How to Tweet Around the Clock
Unless you’re Lady Gaga, it’s difficult to amass lots of Twitter followers without actively engaging. To build a Twitter following and related reputation, you must provide information on a regular basis that your target audience finds interesting and useful.
So how do you do this? Here are twelve tips to help you tweet around the clock.
Of course, this doesn’t mean that you have to actively tweet 24/7. Instead you need to find a format and process that works for you. As with other social media formats, you must be present and engage when your target audience is active on Twitter.
- Create a deal-of-the-day. While being openly promotional is frowned upon on Twitter and other social media networks, having one special per day that expires after twenty-four hours or when there’s no more product is acceptable. Followers understand that this account is for the one special deal.
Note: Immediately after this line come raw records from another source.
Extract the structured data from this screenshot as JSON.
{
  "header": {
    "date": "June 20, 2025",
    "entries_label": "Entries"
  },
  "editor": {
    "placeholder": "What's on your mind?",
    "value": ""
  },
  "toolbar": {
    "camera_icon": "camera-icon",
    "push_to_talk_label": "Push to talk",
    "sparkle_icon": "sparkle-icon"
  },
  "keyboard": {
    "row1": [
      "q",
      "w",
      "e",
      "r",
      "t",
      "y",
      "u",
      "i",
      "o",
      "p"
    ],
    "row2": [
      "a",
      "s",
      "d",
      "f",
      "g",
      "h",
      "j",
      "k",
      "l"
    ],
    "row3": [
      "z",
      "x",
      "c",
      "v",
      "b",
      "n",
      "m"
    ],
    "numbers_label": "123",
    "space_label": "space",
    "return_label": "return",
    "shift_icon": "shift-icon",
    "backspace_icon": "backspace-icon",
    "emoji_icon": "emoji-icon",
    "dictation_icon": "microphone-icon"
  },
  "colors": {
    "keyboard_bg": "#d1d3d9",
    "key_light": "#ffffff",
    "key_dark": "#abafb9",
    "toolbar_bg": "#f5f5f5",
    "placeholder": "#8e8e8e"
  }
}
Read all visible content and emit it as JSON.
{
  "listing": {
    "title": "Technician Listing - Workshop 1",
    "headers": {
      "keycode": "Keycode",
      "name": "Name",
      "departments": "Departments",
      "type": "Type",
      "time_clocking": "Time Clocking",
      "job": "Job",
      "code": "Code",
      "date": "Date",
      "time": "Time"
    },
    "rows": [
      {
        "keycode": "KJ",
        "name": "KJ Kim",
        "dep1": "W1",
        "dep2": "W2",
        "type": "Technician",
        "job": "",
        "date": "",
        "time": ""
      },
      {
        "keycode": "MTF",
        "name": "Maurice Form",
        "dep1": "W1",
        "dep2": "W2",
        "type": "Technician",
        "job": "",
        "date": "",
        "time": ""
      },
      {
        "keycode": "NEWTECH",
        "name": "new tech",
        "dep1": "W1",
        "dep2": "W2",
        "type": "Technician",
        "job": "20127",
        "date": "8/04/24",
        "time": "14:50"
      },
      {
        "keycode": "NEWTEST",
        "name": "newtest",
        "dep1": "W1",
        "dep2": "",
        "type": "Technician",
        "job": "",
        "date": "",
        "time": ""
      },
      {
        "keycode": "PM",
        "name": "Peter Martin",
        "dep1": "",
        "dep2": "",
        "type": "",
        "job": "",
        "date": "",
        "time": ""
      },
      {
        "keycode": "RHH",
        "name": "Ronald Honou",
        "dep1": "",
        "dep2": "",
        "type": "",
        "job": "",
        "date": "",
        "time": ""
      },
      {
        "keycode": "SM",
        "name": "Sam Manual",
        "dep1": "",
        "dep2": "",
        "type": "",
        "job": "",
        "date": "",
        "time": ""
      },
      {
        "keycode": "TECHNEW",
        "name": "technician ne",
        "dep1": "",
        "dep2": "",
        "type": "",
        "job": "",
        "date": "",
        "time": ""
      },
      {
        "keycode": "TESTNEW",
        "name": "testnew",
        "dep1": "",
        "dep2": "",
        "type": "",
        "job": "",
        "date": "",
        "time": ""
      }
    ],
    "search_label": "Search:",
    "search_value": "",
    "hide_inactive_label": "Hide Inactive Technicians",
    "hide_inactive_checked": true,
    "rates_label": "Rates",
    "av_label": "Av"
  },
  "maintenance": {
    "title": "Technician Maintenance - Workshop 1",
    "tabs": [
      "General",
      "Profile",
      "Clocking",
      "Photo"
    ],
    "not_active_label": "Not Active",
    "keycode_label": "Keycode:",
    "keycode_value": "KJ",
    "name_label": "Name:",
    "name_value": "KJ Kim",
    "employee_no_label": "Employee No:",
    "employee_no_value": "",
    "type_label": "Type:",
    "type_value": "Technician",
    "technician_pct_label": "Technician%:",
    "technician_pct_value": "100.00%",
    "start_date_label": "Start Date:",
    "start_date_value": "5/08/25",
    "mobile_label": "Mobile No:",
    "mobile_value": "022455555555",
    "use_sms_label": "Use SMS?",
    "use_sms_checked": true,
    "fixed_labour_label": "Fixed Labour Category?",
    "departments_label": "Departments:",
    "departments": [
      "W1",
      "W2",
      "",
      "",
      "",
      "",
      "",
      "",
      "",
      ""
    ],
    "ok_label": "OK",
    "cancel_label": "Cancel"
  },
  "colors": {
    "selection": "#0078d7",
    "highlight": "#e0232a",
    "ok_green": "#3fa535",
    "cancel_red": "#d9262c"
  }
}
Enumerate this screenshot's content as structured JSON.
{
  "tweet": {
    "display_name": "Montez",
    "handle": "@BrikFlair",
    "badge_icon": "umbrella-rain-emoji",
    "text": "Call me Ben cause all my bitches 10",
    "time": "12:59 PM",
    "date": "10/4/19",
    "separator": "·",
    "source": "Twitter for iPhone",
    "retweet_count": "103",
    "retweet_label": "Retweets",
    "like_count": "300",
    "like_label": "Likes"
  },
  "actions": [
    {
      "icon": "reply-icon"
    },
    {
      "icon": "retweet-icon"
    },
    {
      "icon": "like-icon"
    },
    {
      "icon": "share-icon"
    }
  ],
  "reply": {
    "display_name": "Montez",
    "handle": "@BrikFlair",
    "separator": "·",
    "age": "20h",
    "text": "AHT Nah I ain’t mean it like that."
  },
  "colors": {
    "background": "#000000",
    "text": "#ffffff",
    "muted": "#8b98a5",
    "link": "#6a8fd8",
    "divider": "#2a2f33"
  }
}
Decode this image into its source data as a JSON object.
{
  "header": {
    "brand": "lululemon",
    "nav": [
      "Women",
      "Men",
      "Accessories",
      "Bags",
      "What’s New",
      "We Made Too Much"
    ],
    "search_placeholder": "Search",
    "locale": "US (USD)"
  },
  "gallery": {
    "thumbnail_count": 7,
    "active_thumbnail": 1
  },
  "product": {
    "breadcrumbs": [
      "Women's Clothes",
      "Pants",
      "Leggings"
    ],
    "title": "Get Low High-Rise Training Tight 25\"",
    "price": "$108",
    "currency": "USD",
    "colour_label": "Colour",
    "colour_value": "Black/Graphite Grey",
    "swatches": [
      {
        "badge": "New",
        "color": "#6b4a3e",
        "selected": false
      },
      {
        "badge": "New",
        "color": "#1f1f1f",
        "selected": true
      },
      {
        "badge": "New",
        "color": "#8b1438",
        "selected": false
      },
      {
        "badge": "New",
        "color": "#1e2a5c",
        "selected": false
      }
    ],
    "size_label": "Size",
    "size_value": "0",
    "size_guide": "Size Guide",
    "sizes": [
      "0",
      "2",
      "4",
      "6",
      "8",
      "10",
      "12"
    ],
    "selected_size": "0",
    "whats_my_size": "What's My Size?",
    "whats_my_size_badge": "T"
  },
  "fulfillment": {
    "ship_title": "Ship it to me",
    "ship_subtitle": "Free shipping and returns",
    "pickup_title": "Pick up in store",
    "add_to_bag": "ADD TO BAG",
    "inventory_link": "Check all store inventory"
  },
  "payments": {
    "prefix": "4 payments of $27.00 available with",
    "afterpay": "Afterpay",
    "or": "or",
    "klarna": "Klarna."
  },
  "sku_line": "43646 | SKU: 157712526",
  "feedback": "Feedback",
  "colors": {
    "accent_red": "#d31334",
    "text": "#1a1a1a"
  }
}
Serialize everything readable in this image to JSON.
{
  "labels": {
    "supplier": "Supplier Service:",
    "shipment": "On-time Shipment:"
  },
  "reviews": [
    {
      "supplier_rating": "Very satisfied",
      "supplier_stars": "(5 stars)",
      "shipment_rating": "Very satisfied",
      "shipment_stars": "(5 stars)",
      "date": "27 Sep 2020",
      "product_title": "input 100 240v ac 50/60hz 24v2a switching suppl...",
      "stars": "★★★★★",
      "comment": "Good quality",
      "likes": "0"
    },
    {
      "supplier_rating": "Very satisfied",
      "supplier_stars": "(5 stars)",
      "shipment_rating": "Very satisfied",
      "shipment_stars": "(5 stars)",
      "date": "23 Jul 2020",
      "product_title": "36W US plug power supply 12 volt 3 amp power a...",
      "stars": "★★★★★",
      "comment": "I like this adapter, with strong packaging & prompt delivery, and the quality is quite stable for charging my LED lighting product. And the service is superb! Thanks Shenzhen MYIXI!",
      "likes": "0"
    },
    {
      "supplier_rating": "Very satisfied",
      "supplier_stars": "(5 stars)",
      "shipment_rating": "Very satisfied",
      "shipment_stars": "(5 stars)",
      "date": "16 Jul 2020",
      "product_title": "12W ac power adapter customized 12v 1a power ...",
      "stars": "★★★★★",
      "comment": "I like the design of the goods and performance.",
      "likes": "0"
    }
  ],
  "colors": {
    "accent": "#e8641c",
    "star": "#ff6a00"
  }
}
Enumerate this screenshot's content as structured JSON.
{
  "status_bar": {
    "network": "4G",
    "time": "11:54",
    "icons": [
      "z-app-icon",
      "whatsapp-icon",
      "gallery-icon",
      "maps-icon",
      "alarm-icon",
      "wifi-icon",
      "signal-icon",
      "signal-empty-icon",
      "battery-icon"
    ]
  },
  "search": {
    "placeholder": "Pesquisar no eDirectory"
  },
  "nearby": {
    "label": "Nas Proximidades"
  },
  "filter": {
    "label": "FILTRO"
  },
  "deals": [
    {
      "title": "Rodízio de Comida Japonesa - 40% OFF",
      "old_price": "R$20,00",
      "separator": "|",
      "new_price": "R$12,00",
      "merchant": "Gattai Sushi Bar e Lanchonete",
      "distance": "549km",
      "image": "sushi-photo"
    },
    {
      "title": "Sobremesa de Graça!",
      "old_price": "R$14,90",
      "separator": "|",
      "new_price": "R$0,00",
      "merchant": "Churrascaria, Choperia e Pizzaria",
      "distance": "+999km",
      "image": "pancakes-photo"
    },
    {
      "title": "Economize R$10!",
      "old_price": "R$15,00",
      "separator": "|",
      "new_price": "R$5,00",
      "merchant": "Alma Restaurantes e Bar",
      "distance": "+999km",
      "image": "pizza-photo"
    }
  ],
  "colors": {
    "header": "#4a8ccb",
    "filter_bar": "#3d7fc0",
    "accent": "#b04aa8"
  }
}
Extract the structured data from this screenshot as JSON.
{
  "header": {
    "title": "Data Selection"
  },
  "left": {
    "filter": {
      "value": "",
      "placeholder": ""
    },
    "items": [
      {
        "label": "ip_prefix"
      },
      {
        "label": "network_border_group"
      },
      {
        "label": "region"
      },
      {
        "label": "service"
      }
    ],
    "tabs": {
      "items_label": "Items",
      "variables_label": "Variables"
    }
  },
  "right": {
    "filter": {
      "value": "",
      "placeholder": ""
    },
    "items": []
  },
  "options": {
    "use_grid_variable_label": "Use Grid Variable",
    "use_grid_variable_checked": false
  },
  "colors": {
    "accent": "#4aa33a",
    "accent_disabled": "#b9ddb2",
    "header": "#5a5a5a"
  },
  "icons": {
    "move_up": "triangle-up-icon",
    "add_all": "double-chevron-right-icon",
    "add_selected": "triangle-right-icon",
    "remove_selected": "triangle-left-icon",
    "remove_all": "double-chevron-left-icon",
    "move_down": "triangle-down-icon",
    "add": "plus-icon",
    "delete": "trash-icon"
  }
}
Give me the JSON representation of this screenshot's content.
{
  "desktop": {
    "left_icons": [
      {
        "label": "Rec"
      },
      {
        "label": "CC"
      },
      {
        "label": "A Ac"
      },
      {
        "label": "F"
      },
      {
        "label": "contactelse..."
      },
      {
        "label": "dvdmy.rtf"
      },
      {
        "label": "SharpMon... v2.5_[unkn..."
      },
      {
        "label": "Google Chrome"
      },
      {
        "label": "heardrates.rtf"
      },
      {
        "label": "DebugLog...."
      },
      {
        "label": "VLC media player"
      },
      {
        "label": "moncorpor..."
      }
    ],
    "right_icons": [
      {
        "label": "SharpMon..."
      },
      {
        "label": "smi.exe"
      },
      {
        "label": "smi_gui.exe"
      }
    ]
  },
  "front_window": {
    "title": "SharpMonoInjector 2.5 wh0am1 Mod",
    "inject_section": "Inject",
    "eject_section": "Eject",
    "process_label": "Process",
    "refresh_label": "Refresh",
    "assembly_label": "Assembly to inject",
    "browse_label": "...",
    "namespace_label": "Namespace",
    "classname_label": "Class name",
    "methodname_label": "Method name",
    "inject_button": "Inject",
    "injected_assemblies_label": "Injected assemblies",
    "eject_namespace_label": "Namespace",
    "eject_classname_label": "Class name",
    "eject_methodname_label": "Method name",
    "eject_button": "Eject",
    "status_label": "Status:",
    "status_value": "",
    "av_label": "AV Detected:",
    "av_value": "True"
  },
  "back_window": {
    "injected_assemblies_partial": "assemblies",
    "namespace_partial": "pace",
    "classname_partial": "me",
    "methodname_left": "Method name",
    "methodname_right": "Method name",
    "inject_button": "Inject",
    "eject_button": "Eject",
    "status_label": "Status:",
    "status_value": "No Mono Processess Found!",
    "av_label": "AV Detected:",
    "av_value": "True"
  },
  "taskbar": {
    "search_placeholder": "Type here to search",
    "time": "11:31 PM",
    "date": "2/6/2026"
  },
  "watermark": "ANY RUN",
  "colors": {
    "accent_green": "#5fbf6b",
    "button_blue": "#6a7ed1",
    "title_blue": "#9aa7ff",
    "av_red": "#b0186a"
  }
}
Target has this type of dedicated account.
- Share a Tip-of-the-Day. Like a deal-of-the-day, this approach is a single tweet. It must contain useful information based on your product or offering. Consider ways to make these connections positive. The goal is to connect with your audience and give them a reason to pay attention. Alternatively you could offer a quote of the day or a recipe of the day.
- Curate must read information in your category. Instead of continually tweeting all day long, select a small number of must-read columns. Chris Penn does five tweets of top articles. If you use this approach, do it at a consistent time every day so that people know when to expect and look for your tweets. Also consider adding a unique hashtag.
- Set a consistent tweet schedule. Like other forms of media, your audience needs to know when you’re going to publish. Sharing tweets on a regular schedule helps build your audience. For most businesses, tweeting throughout the business day works. Major usage times are lunchtime and late afternoon on the east coast. For example, I generally tweet once an hour every day from about 9.00am until about 6.00pm. Remember, you can schedule your tweets using a Twitter client like Hootsuite.
- Limit your tweets per hour. You don’t want to dominate your followers’ Twitter stream. Therefore, it’s important to space out your communications over time. The two exceptions are if you’re participating in a Twitter chat or live tweeting (see below.) If you’re doing either of these activities, make sure that you warn your followers or they’re libel to rebel and unfollow you. BTW—Keep your tweets per hour under 100 or you’re likely to find yourself in Twitter jail.
- Retweet other people’s content. Twitter like other social media platforms involves supporting colleagues and people you respect. Where appropriate, retweet useful and/or interesting content from people you follow. Don’t just retweet a link because the person is well known or because you want their attention. Check the related information to determine whether it’s useful for your followers. (Here’s an article that makes the case that Twitter isn’t a conversation!)
- Respond to people who mention you (Twitter handle). Face it, we all are looking for recognition. Thank people who tweet your content directly or follow them. The same holds for #FF (or #FollowFriday).
- Be part of Twitter’s virtual water cooler. Just as coworkers chitchat, it’s important to exchange pleasantries with people you know on Twitter. While this may seem to be a waste of time, it’s at the core of how people bond. Often regular participants do this at the being of chats. This also holds true for birthdays and other milestones. The #UsGuys have a 24/7 Twitter chat that extends offline. Stop by.
- Say cheese. Don’t underestimate the power of images on social media, including Twitter. Pass around your recent photos. J.Krum’s shot of the US Airways plane in the Hudson was a turning point for this type of Twitter sharing.
- Join a Twitter chat. Chats are a great way to meet like-minded individuals. It’s a great way to expand your Twitter connections.
- Hit the speaker trail. As an expert in your field or as an author, offer to be a guest on a relevant Twitter chat. A number of authors of social media related books have done virtual tours on different Twitter chats. It’s useful to write a related blog post related to the main questions involved.
- Be the on-scene reporter. Live tweet from an event or conference. Make sure that you include the event’s hashtag and the speaker’s Twitter handle. (Note: I use TweetGrid for live tweeting so that I can follow multiple streams at the same time and not worry about typing the hashtag every time.)
Twitter, like other social media venues, requires continual fresh content. The big difference is that it is restricted to bite-sized chunks of 140 characters or less. Like other social media, it needs to be fresh and engaging. To this end, your tweets must sound human and be spaced out over time.
What other suggestions for using Twitter all day long would you recommend?
Tip of my hat to Patrick who attended my #PRSAHR presentation and inspired this post with his question.
Here are some related articles you might find of interest.
- Why isn’t anyone listening to me on Twitter?
- Don’t Tweet This – 12 useful Twitter tips.
- On Twitter, influence is more than a numbers game.
Photo credit: http://entertainmentmesh.com/50-awesome-twitter-icon-set/ and http://www.flickr.com/photos/arjanrichter/4186040092/